United Nations Watch said that close to half of the Syrian population had no access to safe drinking water and sanitation and children were at risk of various water-related diseases. Were there specific reasons why Syria was not included in the present report? Why had the Special Rapporteur focused on Kiribati and Tuvalu, which only had a few thousand inhabitants?
Concluding Remarks by the Special Rapporteurs on Hazardous Wastes and on Safe Drinking Water and Sanitation
MARC PALLEMAERTS, Special Rapporteur on the implications for human rights of the environmentally sound management and disposal of hazardous substances and wastes, responding to some of the questions raised, said he had been encouraged by the expressions of support for the approach he had taken and the interest in the development of a guide on best practices as one of the main outputs of the mandate, and he had taken note of the comments. Essential obligations of State and non-State actors to ensure that human rights were not affected, including key precautionary measures to protect fundamental rights, included adequate risk assessments, the provision of information to persons likely to be affected, opportunities for participation and consultation, and remedies for victims. Several delegations had reiterated the importance of this issue and the mandate had been expanded to address all aspects of waste management; the illegal transfer as well as the treatment of electronic waste would continue to be considered as part of further work under the mandate. Further work would not duplicate work carried out by other technical fora but would ensure that human rights aspects were taken into account.

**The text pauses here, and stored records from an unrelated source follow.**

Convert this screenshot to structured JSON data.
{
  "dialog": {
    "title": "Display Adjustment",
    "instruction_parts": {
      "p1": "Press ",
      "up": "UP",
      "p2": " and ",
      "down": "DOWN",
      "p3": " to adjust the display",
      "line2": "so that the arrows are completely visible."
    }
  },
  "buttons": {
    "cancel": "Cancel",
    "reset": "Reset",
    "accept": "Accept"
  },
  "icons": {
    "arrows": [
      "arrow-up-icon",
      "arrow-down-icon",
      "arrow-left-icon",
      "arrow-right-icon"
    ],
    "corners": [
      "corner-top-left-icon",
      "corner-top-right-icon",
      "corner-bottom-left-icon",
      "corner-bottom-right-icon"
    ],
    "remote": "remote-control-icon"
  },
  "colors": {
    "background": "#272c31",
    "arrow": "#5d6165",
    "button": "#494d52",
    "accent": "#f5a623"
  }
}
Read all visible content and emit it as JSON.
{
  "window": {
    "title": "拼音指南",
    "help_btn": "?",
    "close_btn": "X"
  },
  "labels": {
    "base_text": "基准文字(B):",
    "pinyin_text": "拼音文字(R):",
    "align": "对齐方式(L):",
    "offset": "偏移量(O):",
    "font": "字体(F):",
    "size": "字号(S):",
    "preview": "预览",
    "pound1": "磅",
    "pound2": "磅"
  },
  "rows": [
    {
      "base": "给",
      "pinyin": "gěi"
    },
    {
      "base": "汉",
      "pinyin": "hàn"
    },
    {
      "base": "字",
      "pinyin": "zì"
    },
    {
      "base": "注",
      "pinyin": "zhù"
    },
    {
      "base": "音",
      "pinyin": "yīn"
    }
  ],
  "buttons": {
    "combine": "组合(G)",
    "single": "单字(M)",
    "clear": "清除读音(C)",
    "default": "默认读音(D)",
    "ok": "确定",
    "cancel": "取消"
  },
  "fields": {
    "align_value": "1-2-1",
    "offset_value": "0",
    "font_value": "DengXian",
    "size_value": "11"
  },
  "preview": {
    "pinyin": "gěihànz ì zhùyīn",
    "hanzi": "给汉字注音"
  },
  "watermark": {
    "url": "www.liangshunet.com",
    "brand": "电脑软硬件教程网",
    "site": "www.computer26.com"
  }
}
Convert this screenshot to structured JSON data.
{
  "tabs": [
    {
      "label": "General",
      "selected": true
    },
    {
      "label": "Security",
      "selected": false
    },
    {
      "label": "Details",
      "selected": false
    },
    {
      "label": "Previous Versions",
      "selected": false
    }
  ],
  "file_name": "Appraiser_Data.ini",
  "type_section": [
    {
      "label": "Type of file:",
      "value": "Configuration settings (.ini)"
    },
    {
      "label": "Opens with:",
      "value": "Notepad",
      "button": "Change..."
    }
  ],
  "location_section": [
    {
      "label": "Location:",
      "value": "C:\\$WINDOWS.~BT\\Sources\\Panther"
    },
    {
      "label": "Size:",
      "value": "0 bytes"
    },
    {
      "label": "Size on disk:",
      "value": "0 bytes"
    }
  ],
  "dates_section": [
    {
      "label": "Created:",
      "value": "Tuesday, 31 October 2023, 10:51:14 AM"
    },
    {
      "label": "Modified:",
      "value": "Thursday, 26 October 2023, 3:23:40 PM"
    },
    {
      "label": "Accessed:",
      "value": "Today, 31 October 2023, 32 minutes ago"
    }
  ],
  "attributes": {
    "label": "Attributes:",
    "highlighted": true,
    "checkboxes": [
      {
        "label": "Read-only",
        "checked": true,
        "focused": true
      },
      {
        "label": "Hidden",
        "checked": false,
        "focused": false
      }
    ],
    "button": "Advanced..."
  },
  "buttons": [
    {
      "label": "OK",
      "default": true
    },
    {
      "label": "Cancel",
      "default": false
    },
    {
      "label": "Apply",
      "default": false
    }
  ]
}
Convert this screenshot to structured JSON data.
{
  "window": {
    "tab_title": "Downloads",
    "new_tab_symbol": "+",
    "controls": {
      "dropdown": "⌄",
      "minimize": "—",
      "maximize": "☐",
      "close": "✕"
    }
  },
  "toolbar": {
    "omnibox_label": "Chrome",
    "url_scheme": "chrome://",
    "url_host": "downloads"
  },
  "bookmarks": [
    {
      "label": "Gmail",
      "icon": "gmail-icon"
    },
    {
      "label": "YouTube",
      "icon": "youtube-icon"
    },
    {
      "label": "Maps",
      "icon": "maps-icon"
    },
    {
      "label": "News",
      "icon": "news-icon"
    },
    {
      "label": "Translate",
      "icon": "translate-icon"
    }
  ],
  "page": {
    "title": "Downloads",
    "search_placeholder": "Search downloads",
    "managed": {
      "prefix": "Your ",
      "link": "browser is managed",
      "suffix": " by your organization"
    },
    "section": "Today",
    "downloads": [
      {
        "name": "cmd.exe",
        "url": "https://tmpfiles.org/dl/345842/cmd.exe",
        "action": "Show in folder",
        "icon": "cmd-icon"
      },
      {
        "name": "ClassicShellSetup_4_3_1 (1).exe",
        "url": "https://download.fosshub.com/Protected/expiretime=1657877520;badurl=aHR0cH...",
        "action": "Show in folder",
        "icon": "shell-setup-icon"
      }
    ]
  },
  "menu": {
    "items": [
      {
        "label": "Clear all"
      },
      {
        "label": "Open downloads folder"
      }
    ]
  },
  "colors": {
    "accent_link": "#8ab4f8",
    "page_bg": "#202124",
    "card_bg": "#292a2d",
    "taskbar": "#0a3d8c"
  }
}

CATARINA DE ALBUQUERQUE, Special Rapporteur on the human right to safe drinking water and sanitation, thanked delegations for the expressions of support and encouragement and said she would respond to specific questions in writing. Ms. De Albuquerque said she wished to go in depth regarding some issues raised. She welcomed the interest in the post-2015 agenda and urged delegations to participate in the side event. Denouncing the inequalities was not enough, it had been done before and concrete actions should be taken, for example the normative content from human rights to water and sanitation, including issues of safety, accessibility, and human dignity. A target regarding sustainability should also be included. Many achievements had been mentioned regarding progress made, but were delegations aware of how much of this progress had been lost. Retrogression was not being systematically measured and this should change in the post-2015 period. Perhaps investments had been made in the wrong technologies and the effort had focused on ticking boxes. Sustainability should be looked at from a human rights stand point, including when addressing key dilemmas, with consideration for all relevant human rights.
For use of the information media; not an official record